Elections are decentralized, most voters will use paper ballots and voting machines aren't connected to the internet.
With Russian hackers worming their way into Democratic political organizations and voter registration records in at least two states and Republican presidential candidate Donald Trump raising the specter that the election this year will be “rigged,” election officials are working overtime to reassure the American people that that’s a very—very—unlikely scenario indeed.
“There is so much worry about this and it’s really damaging if it keeps people from voting,” Tom Hicks, a commissioner at the Election Assistance Commission, told TIME. “The truth is, the voting process is the most secure it’s ever been.”
Merle King, the executive director for the Center for Elections Systems at Kennesaw State University and one off the preeminent election experts in the country, added that the prospect of the election being hacked by cyber ne’er-do-wells is “totally improbable.” “It just can’t really happen,” he said.
One reason is that our election system is highly decentralized. There are more than 9,000 polling places from sea to shining sea, each of which is overseen by its own staff and equipped with its machines—either paper ballots or one of several brands of electronic voting machine. Each precinct reports its results independently. There is no centralized, federal election board. There is no national voter database. There is no U.S. election infrastructure that can be infiltrated or hacked.

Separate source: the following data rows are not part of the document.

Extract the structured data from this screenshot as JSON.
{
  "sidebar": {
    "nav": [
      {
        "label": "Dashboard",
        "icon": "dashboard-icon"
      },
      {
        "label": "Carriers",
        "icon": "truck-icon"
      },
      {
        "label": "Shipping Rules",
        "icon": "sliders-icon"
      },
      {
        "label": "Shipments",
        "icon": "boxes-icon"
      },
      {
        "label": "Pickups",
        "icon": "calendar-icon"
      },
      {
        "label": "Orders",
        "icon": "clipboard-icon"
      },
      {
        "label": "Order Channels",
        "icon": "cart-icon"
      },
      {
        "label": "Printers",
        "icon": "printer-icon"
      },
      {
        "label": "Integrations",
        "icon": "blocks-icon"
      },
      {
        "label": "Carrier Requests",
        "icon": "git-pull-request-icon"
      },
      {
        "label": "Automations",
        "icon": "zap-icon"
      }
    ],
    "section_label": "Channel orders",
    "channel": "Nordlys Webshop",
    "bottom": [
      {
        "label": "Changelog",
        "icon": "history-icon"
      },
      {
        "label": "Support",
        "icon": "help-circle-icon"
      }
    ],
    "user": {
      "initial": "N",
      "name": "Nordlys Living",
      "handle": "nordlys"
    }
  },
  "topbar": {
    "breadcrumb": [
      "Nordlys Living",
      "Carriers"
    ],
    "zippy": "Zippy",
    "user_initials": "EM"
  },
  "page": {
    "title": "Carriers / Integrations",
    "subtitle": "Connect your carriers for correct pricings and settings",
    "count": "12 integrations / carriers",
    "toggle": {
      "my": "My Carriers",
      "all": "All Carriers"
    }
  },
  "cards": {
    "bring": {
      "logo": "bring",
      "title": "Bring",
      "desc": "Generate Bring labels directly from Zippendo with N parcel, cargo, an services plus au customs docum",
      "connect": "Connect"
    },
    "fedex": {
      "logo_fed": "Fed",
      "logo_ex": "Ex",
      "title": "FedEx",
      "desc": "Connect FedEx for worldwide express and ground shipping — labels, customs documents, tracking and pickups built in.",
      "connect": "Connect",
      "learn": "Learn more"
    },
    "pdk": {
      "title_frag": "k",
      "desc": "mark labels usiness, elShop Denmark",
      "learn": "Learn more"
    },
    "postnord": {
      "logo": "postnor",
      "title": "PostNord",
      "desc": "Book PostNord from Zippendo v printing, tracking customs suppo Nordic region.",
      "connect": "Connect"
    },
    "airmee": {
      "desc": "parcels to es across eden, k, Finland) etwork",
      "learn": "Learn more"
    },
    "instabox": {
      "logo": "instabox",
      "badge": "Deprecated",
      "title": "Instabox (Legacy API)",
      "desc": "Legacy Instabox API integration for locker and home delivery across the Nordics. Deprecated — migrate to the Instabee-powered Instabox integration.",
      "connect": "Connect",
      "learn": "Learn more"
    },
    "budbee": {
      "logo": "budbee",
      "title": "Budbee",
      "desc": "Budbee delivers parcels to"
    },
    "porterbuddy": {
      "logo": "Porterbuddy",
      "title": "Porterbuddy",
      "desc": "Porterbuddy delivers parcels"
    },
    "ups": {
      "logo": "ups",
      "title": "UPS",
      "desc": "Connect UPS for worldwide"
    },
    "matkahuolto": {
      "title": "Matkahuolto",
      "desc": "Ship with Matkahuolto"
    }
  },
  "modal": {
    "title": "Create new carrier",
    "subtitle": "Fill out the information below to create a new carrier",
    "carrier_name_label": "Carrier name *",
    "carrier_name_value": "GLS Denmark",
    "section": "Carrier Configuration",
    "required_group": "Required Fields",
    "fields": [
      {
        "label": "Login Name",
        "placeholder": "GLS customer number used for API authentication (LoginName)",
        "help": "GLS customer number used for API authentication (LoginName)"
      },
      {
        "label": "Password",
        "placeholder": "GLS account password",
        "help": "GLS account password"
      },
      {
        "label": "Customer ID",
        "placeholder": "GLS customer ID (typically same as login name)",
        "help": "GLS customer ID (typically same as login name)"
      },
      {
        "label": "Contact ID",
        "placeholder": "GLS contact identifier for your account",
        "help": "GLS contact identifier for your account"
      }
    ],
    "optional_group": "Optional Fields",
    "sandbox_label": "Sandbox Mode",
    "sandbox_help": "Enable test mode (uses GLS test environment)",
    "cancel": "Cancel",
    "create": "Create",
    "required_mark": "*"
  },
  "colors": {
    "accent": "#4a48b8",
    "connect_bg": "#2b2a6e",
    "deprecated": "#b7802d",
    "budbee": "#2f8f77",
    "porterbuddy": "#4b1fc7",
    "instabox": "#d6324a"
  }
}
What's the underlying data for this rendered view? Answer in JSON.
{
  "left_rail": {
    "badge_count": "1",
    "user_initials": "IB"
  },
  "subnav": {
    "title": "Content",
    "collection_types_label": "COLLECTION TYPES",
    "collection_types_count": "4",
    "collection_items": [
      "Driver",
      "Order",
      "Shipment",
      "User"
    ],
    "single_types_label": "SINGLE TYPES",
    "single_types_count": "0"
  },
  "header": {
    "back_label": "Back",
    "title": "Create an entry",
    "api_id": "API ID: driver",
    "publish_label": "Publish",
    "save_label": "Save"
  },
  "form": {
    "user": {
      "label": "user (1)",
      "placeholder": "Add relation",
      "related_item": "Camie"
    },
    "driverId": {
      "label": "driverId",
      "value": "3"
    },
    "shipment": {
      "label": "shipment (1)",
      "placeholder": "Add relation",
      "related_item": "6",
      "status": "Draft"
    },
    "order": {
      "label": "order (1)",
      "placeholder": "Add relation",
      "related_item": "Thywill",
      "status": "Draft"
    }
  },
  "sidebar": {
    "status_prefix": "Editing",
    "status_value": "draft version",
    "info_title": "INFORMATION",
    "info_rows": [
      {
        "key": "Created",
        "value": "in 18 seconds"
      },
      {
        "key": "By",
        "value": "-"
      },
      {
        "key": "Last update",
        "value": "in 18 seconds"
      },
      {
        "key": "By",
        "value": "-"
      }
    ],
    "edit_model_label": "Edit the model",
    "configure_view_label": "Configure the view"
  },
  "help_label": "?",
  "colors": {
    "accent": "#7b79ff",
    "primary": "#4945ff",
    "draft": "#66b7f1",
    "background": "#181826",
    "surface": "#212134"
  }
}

Another reason it’s unlikely that hackers could affect the election results is that more than two-thirds of voters—roughly 70% of voters, based on TIME’s calculations using 2012 voter turnout numbers and precinct data from Verified Voting—will use paper ballots on November 8. Those votes will be either counted by hand or scanned by an optical reader and are therefore not very susceptible to cyber intrusions. (There are other problems with paper ballots, of course—See “Chads, hanging”—although those issues aren’t new.)
The other, roughly 30% of voters who will use electronic voting machines are more vulnerable to traditional hacking. But even then, there are several safeguards in place. For one, voting machines are not connected to the internet, so hackers would have to physically access a voting machine in order to compromise it. While nearly every cybersecurity researcher in the country agrees that’s not technically difficult—many of these machines are more than a decade old and no more sophisticated than an arcade game—getting alone-time with each machine does create a formidable logistical challenge. Any hacker with national ambitions would likely have to recruit a passel of co-conspirators to fan out around dozens of precincts, a scenario that could raise suspicions among both workers and members of the voting public.
Even if a group of hackers were able to pull off such a stunt, many electronic voting machines—those serving roughly 10 million voters, again based on 2012 turn out numbers—have built-in back-up systems in place. Many provide a paper receipt for each vote cast, which can be verified by the voter and election officials if results are suspicious, or significantly different than exit polls.
From a hacker’s perspective, that leaves those electronic voting machines that do not provide a paper back-up as the prime targets. And, from an election official’s perspective, that’s a significant concern. Roughly 28 million Americans, again based on 2012 turnout numbers, will use electronic voting machines that do not have a paper back-up. Those machines are used primarily in Louisiana, Georgia, South Carolina, New Jersey, Delaware and Pennsylvania.
“That’s a weakness in the system,” said Malcolm Harkins, the chief security and trust officer at the cybersecurity firm, Cylance. He says that if sophisticated hackers had access to the right data—for example, information about which registered voters were most likely to cast a vote at which polling place, and how those those voters voted in 2008 and 2012—they could zero in on the most vulnerable precincts in swing counties in swing states. “You would have to do a significant amount of research, go after the right databases, and it would still be a little bit of guess work,” Harkins said. “But, theoretically, it would be possible to determine, say, that the seven schools that are polling places in counties A, B, and C are pivot points for that state. It’s improbable, but it’s possible.”
“But at this point, the question is one of risk assessment,” he cautions, “How worried should we be about a hacker affecting the result of the election? It would be very high impact, if it happened, but it’s very low probability.”
King, the election expert at Kennesaw State University, put it more bluntly. “It’s very far-fetched, actually,” he said. The more more worrisome threat, he added, is that these criminals affect Americans’ perception of the integrity of the election results. “If there was something that came up, even on a small scale, that compromised people’s perception of the legitimacy of this election,” he said, “that would be the worst outcome—that could be really terrible.”
As of now, public confidence is an uphill battle. According to recent Washington Post-ABC News poll, 63% of American voters believe that votes in this year’s presidential election will be counted accurately. That’s down from about 70% in 2004.